▶ **Material for the task**

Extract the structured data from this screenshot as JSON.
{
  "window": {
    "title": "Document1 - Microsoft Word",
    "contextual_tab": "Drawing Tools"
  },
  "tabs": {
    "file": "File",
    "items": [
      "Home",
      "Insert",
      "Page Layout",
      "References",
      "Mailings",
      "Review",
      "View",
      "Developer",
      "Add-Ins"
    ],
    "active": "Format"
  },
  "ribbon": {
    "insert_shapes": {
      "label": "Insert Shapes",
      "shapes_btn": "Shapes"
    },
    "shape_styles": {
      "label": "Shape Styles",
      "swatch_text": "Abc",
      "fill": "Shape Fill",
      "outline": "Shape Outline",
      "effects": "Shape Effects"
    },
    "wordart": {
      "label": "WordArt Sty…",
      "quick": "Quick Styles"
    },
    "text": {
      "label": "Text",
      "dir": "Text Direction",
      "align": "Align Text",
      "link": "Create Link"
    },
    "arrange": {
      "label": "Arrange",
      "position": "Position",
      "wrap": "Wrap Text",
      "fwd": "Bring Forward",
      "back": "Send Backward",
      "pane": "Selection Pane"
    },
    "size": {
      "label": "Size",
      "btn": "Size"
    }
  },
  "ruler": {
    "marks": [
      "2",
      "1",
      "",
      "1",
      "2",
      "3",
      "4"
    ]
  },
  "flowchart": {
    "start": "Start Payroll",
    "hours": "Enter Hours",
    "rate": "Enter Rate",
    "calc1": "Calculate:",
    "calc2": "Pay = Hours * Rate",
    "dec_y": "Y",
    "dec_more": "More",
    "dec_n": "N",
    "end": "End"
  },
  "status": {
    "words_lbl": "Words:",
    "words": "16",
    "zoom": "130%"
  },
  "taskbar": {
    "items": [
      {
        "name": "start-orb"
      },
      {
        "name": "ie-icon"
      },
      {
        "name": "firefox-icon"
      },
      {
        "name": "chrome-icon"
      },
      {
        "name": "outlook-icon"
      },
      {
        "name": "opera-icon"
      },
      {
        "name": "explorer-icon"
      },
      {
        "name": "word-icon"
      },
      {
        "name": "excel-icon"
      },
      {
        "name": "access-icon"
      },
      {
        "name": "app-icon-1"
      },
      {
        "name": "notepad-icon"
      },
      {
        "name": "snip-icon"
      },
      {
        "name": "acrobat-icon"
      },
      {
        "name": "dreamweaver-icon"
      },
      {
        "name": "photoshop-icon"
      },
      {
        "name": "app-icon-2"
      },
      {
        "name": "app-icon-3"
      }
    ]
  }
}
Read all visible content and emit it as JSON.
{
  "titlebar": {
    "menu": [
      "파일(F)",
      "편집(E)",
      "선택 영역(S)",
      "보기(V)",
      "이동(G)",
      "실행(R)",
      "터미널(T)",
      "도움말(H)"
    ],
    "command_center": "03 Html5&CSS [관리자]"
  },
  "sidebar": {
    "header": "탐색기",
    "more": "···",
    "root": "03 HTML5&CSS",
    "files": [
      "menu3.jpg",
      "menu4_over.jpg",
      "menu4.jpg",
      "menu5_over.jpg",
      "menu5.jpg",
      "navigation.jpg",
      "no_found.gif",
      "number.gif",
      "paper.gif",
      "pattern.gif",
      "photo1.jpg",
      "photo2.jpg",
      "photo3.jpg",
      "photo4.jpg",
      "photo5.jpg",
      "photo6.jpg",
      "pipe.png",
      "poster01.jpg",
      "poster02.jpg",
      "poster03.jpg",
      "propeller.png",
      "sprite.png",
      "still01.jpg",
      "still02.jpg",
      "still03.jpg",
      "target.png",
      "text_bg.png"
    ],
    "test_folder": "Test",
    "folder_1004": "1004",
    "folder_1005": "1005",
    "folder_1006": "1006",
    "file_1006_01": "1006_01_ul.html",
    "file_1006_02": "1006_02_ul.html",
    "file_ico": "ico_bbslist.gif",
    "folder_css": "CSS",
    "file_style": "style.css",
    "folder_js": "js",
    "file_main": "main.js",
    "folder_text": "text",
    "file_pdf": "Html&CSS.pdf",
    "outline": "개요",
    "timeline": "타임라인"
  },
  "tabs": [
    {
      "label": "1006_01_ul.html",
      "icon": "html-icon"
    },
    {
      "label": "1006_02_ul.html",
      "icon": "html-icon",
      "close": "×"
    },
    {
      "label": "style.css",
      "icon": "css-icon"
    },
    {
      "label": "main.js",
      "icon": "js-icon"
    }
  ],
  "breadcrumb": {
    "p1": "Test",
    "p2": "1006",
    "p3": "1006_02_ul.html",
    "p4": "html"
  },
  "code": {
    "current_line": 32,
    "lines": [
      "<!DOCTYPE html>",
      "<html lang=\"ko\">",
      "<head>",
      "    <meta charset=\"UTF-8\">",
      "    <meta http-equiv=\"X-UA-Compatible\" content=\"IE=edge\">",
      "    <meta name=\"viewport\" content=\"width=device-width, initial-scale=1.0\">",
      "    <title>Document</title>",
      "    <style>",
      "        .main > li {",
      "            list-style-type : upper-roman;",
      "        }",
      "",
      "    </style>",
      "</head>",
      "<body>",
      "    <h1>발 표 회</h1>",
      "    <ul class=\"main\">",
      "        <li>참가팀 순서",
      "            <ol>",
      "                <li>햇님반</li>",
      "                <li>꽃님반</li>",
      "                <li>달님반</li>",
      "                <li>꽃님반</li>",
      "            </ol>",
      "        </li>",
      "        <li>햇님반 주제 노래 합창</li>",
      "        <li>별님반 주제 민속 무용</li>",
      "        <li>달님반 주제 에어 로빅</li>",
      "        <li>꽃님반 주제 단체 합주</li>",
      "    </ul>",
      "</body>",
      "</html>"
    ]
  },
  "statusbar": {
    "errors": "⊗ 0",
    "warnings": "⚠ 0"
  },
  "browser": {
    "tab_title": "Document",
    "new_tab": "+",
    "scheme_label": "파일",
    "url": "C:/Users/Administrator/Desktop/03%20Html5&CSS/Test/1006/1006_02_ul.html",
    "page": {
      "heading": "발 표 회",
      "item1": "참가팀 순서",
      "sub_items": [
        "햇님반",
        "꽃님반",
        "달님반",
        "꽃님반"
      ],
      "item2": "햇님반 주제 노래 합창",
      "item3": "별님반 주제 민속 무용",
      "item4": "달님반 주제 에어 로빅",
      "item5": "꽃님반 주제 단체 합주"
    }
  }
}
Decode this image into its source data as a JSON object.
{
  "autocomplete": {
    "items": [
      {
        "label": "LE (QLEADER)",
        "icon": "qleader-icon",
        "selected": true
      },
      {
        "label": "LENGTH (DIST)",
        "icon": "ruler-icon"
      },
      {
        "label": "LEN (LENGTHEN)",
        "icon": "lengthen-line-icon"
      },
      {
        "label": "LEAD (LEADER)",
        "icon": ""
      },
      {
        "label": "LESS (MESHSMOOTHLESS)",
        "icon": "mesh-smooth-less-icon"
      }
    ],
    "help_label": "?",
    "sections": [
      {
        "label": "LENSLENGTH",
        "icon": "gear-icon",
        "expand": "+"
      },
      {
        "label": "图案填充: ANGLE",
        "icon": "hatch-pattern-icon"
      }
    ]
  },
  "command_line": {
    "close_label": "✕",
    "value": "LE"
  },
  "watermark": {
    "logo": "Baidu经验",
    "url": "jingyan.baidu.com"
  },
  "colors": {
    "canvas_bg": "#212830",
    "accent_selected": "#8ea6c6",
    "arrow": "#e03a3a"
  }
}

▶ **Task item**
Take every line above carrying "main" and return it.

▶ **Response to the task**
    "file_main": "main.js",
      "label": "main.js",
      "        .main > li {",
      "    <ul class=\"main\">",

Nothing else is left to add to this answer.